46 46 Kentucky Reading First Summer Institute 2004 Incorporates what you have learned about effective literacy and reading instruction for lower primary students: Oral Language and Vocabulary Development Phonological and Phonemic Awareness Alphabetic Understanding and Phonics Beginning Spelling and writing Book Knowledge Listening Comprehension Designing Effective Lessons...

47 47 Kentucky Reading First Summer Institute 2004 Incorporates what you have learned about effective reading instruction for primary students as well: Phonemic Awareness Phonics and Word Study Fluency Vocabulary Comprehension Designing Effective Lessons...

48 48 Kentucky Reading First Summer Institute 2004 Consider the following: Which components of effective reading instruction does this lesson/activity address? How can you enhance the lesson’s/activity’s effectiveness for all students, especially for struggling readers? How can you use flexible small groups to increase the impact of instruction? Well-planned instruction includes the components of effective reading instruction that are arranged in an order of increasing complexity, NOT a series of fragmented activities. Designing Effective Lessons

49 49 Kentucky Reading First Summer Institute 2004 Turn to one of the lesson planners presented in the Teacher’s Edition and select one of the Institute topics: Designing Effective Lessons: Selection Fluency Vocabulary Comprehension Listening Comprehension Spelling Writing Oral Language & Vocabulary Development Phonological-Phonemic Awareness Alphabetic Understanding & Phonics Phonics and Word Study Book Knowledge Look at the lessons/instructional activities for one week that address the topic and complete the chart.

50 50 Kentucky Reading First Summer Institute 2004 Evaluate the set of lessons/activities described on the “Designing Effective Lessons: Selection” handout Place a check mark if the element is included Here’s What! So What? And Now What? Designing Effective Lessons: Evaluation

51 51 Kentucky Reading First Summer Institute 2004 Remember...

52 Putting It All Together This publication is based on K-2 Teacher Reading Academies, ©2002 University of Texas System and the Texas Education Agency, which has been reprinted and modified with their permission.

53 53 Kentucky Reading First Summer Institute 2004 Putting It All Together
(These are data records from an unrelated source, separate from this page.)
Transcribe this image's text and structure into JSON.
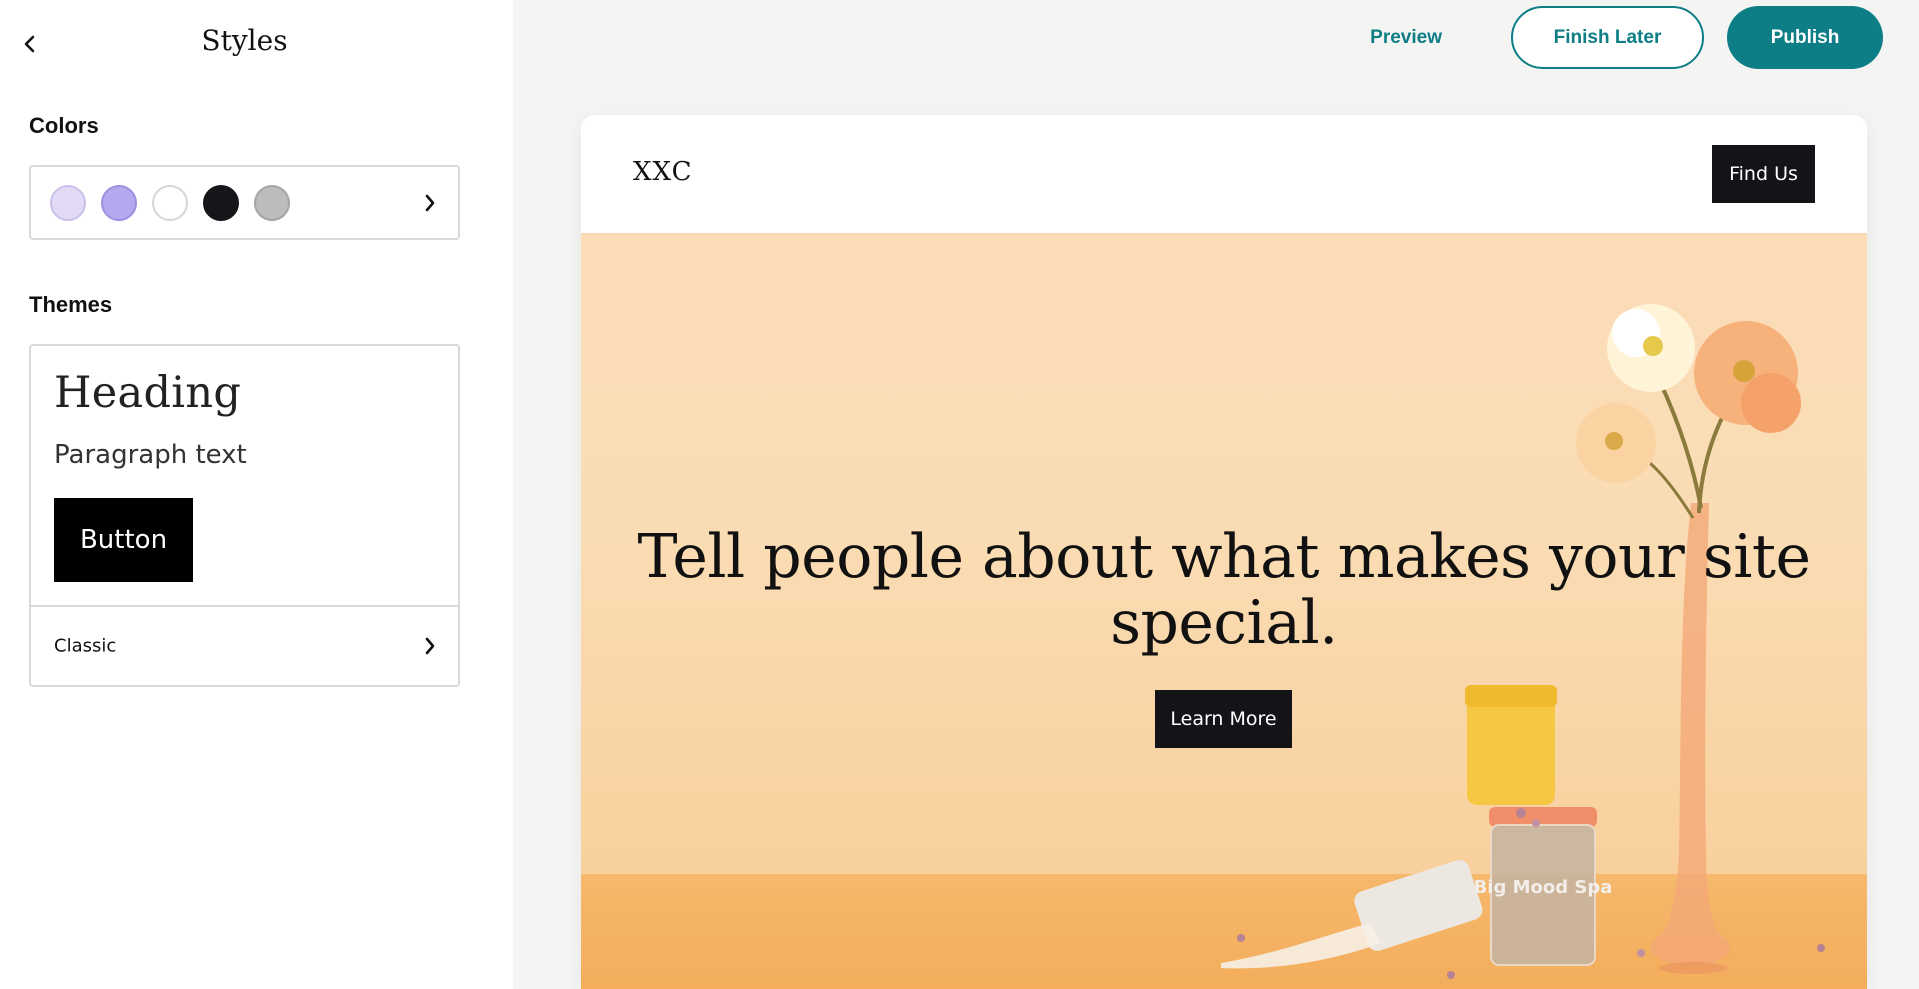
{
  "panel": {
    "title": "Styles",
    "back_icon": "chevron-left-icon",
    "colors": {
      "label": "Colors",
      "swatches": [
        "#e3dbf6",
        "#b5a8ee",
        "#ffffff",
        "#16161a",
        "#bcbcbc"
      ],
      "chevron_icon": "chevron-right-icon"
    },
    "themes": {
      "label": "Themes",
      "preview_heading": "Heading",
      "preview_paragraph": "Paragraph text",
      "preview_button": "Button",
      "current_theme": "Classic",
      "chevron_icon": "chevron-right-icon"
    }
  },
  "topbar": {
    "preview_label": "Preview",
    "finish_later_label": "Finish Later",
    "publish_label": "Publish",
    "accent_color": "#0d7d86"
  },
  "site": {
    "logo": "XXC",
    "nav_button": "Find Us",
    "hero_title_line1": "Tell people about what makes your site",
    "hero_title_line2": "special.",
    "hero_button": "Learn More",
    "product_label": "Big Mood Spa"
  }
}
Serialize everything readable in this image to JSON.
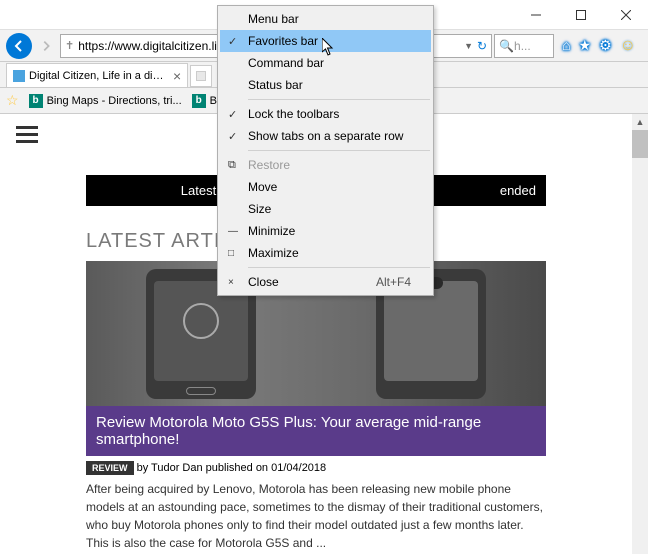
{
  "address": {
    "url": "https://www.digitalcitizen.life/",
    "search_placeholder": "h..."
  },
  "tabs": [
    {
      "title": "Digital Citizen, Life in a digi..."
    }
  ],
  "favorites": [
    {
      "label": "Bing Maps - Directions, tri..."
    },
    {
      "label": "Bing"
    }
  ],
  "page": {
    "nav_latest": "Latest",
    "nav_recommended": "ended",
    "section_title": "LATEST ARTIC",
    "article": {
      "title": "Review Motorola Moto G5S Plus: Your average mid-range smartphone!",
      "badge": "REVIEW",
      "meta": " by Tudor Dan published on 01/04/2018",
      "body": "After being acquired by Lenovo, Motorola has been releasing new mobile phone models at an astounding pace, sometimes to the dismay of their traditional customers, who buy Motorola phones only to find their model outdated just a few months later. This is also the case for Motorola G5S and ..."
    }
  },
  "contextmenu": {
    "items": [
      {
        "label": "Menu bar",
        "checked": false
      },
      {
        "label": "Favorites bar",
        "checked": true,
        "highlight": true
      },
      {
        "label": "Command bar",
        "checked": false
      },
      {
        "label": "Status bar",
        "checked": false
      }
    ],
    "items2": [
      {
        "label": "Lock the toolbars",
        "checked": true
      },
      {
        "label": "Show tabs on a separate row",
        "checked": true
      }
    ],
    "items3": [
      {
        "label": "Restore",
        "disabled": true,
        "mark": ""
      },
      {
        "label": "Move",
        "mark": ""
      },
      {
        "label": "Size",
        "mark": ""
      },
      {
        "label": "Minimize",
        "mark": "—"
      },
      {
        "label": "Maximize",
        "mark": "□"
      }
    ],
    "close": {
      "label": "Close",
      "shortcut": "Alt+F4",
      "mark": "×"
    }
  }
}
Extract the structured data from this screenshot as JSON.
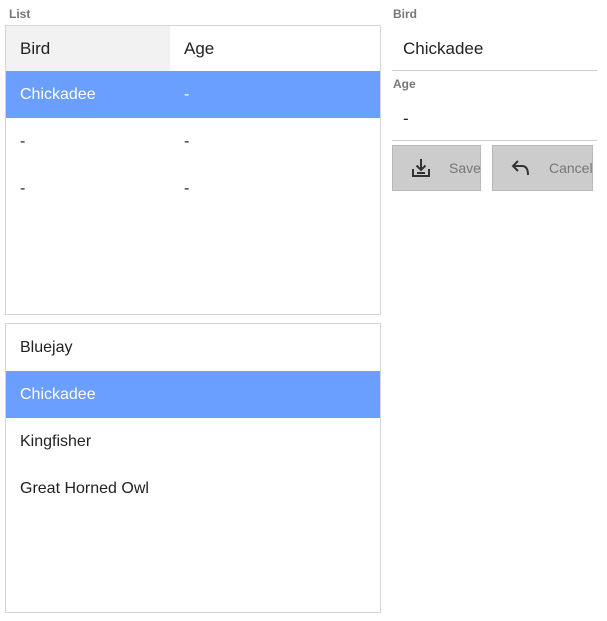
{
  "list_label": "List",
  "grid": {
    "columns": [
      "Bird",
      "Age"
    ],
    "rows": [
      {
        "bird": "Chickadee",
        "age": "-"
      },
      {
        "bird": "-",
        "age": "-"
      },
      {
        "bird": "-",
        "age": "-"
      }
    ],
    "selected_index": 0
  },
  "list": {
    "items": [
      "Bluejay",
      "Chickadee",
      "Kingfisher",
      "Great Horned Owl"
    ],
    "selected_index": 1
  },
  "form": {
    "bird_label": "Bird",
    "bird_value": "Chickadee",
    "age_label": "Age",
    "age_value": "-",
    "save_label": "Save",
    "cancel_label": "Cancel",
    "save_icon": "download-tray-icon",
    "cancel_icon": "undo-arrow-icon"
  },
  "colors": {
    "selection": "#6a9eff",
    "header_bg": "#f2f2f2",
    "button_bg": "#cccccc"
  }
}
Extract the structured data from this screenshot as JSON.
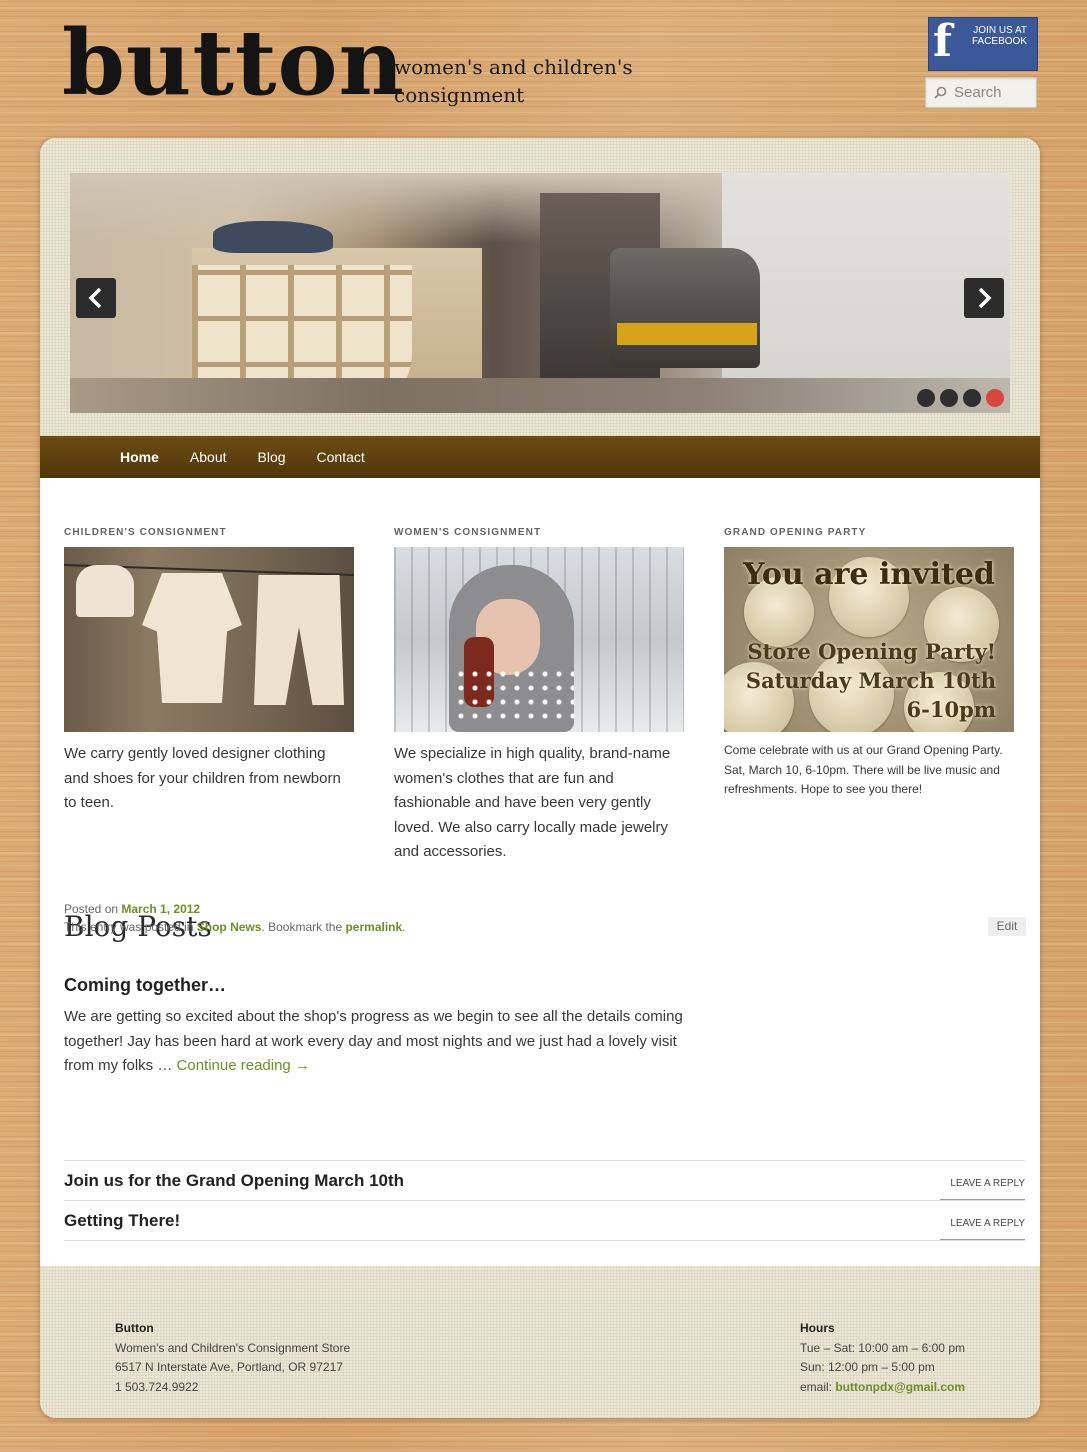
{
  "site": {
    "name": "button",
    "tagline": "women's and children's consignment"
  },
  "facebook": {
    "label": "JOIN US AT FACEBOOK",
    "icon": "facebook-icon"
  },
  "search": {
    "placeholder": "Search",
    "icon": "search-icon"
  },
  "slider": {
    "prev_icon": "chevron-left-icon",
    "next_icon": "chevron-right-icon",
    "slide_count": 4,
    "active_slide": 4,
    "active_color": "#d9473b"
  },
  "nav": {
    "items": [
      {
        "label": "Home",
        "current": true
      },
      {
        "label": "About",
        "current": false
      },
      {
        "label": "Blog",
        "current": false
      },
      {
        "label": "Contact",
        "current": false
      }
    ]
  },
  "features": [
    {
      "heading": "CHILDREN'S CONSIGNMENT",
      "text": "We carry gently loved designer clothing and shoes for your children from newborn to teen."
    },
    {
      "heading": "WOMEN'S CONSIGNMENT",
      "text": "We specialize in high quality, brand-name women's clothes that are fun and fashionable and have been very gently loved. We also carry locally made jewelry and accessories."
    },
    {
      "heading": "GRAND OPENING PARTY",
      "image_text": {
        "line1": "You are invited",
        "line2": "Store Opening Party!",
        "line3": "Saturday March 10th",
        "line4": "6-10pm"
      },
      "text": "Come celebrate with us at our Grand Opening Party. Sat, March 10, 6-10pm. There will be live music and refreshments. Hope to see you there!"
    }
  ],
  "blog": {
    "heading": "Blog Posts",
    "featured_post": {
      "title": "Coming together…",
      "excerpt": "We are getting so excited about the shop's progress as we begin to see all the details coming together!  Jay has been hard at work every day and most nights and we just had a lovely visit from my folks … ",
      "continue_label": "Continue reading →",
      "posted_on_prefix": "Posted on ",
      "date": "March 1, 2012",
      "category_prefix": "This entry was posted in ",
      "category": "Shop News",
      "bookmark_prefix": ". Bookmark the ",
      "permalink_label": "permalink",
      "bookmark_suffix": ".",
      "edit_label": "Edit"
    },
    "other_posts": [
      {
        "title": "Join us for the Grand Opening March 10th",
        "reply_label": "LEAVE A REPLY"
      },
      {
        "title": "Getting There!",
        "reply_label": "LEAVE A REPLY"
      }
    ]
  },
  "footer": {
    "business": {
      "name": "Button",
      "description": "Women's and Children's Consignment Store",
      "address": "6517 N Interstate Ave, Portland, OR 97217",
      "phone": "1 503.724.9922"
    },
    "hours": {
      "heading": "Hours",
      "weekdays": "Tue – Sat: 10:00 am – 6:00 pm",
      "sunday": "Sun: 12:00 pm – 5:00 pm",
      "email_prefix": "email: ",
      "email": "buttonpdx@gmail.com"
    }
  },
  "colors": {
    "nav_brown": "#5c3f0c",
    "link_green": "#6e8e28",
    "facebook_blue": "#3b5998"
  }
}
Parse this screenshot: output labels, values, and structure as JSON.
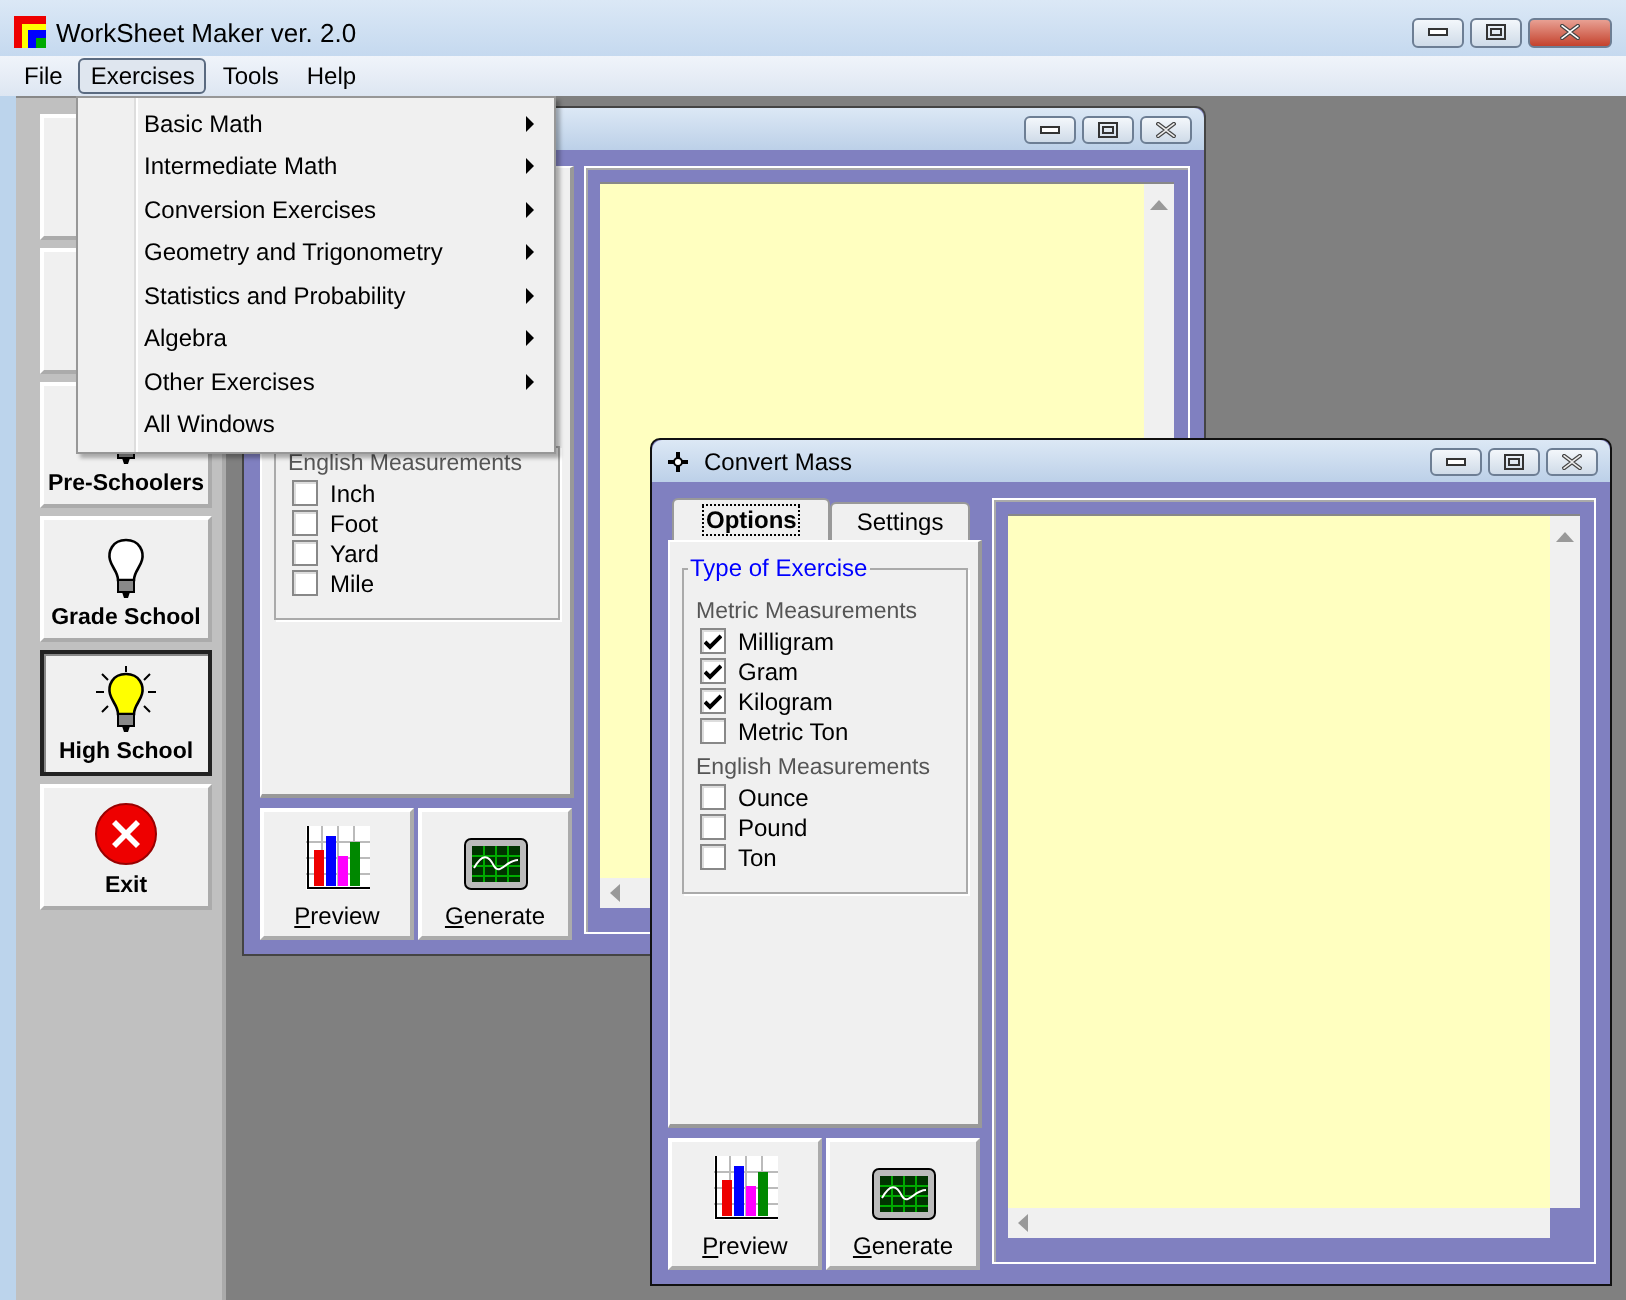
{
  "window": {
    "title": "WorkSheet Maker ver. 2.0"
  },
  "menu_bar": [
    {
      "label": "File",
      "selected": false
    },
    {
      "label": "Exercises",
      "selected": true
    },
    {
      "label": "Tools",
      "selected": false
    },
    {
      "label": "Help",
      "selected": false
    }
  ],
  "exercises_menu": [
    {
      "label": "Basic Math",
      "submenu": true
    },
    {
      "label": "Intermediate Math",
      "submenu": true
    },
    {
      "label": "Conversion Exercises",
      "submenu": true
    },
    {
      "label": "Geometry and Trigonometry",
      "submenu": true
    },
    {
      "label": "Statistics and Probability",
      "submenu": true
    },
    {
      "label": "Algebra",
      "submenu": true
    },
    {
      "label": "Other Exercises",
      "submenu": true
    },
    {
      "label": "All Windows",
      "submenu": false
    }
  ],
  "sidebar": {
    "items": [
      {
        "kind": "blank",
        "selected": false
      },
      {
        "kind": "blank",
        "selected": false
      },
      {
        "kind": "level",
        "label": "Pre-Schoolers",
        "selected": false
      },
      {
        "kind": "level",
        "label": "Grade School",
        "selected": false
      },
      {
        "kind": "level",
        "label": "High School",
        "selected": true
      },
      {
        "kind": "exit",
        "label": "Exit",
        "selected": false
      }
    ]
  },
  "back_window": {
    "sections": [
      {
        "heading": "English Measurements",
        "units": [
          {
            "label": "Inch",
            "checked": false
          },
          {
            "label": "Foot",
            "checked": false
          },
          {
            "label": "Yard",
            "checked": false
          },
          {
            "label": "Mile",
            "checked": false
          }
        ]
      }
    ],
    "buttons": [
      {
        "kind": "preview",
        "label": "Preview"
      },
      {
        "kind": "generate",
        "label": "Generate"
      }
    ]
  },
  "front_window": {
    "title": "Convert Mass",
    "tabs": [
      {
        "label": "Options",
        "selected": true
      },
      {
        "label": "Settings",
        "selected": false
      }
    ],
    "group_title": "Type of Exercise",
    "sections": [
      {
        "heading": "Metric Measurements",
        "units": [
          {
            "label": "Milligram",
            "checked": true
          },
          {
            "label": "Gram",
            "checked": true
          },
          {
            "label": "Kilogram",
            "checked": true
          },
          {
            "label": "Metric Ton",
            "checked": false
          }
        ]
      },
      {
        "heading": "English Measurements",
        "units": [
          {
            "label": "Ounce",
            "checked": false
          },
          {
            "label": "Pound",
            "checked": false
          },
          {
            "label": "Ton",
            "checked": false
          }
        ]
      }
    ],
    "buttons": [
      {
        "kind": "preview",
        "label": "Preview"
      },
      {
        "kind": "generate",
        "label": "Generate"
      }
    ]
  }
}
54 54 Kentucky Reading First Summer Institute 2004 Create a literate environment Present intentional instruction and provide practice Choose text from a variety of materials Link reading and writing activities Create many opportunities for reading Adjust instruction to meet students’ needs Encourage students’ monitoring of understanding Competently manage activities, behaviors, and classroom resources Effective Teachers

55 55 Kentucky Reading First Summer Institute 2004 “Our understanding of ‘what works’ in reading is dynamic and fluid, subject to ongoing review and assessment through quality research.... We encourage all teachers to explore the research, open their minds to changes in their instructional practice, and take up the challenge of helping all children become successful readers.” A Call to Action —National Institute for Literacy, 2001, p. iii


Download ppt "1 Kentucky Reading First Summer Institute 2004 Interventions for Struggling Readers This publication is based on K-2 Teacher Reading Academies, ©2002 University."

Similar presentations


Ads by Google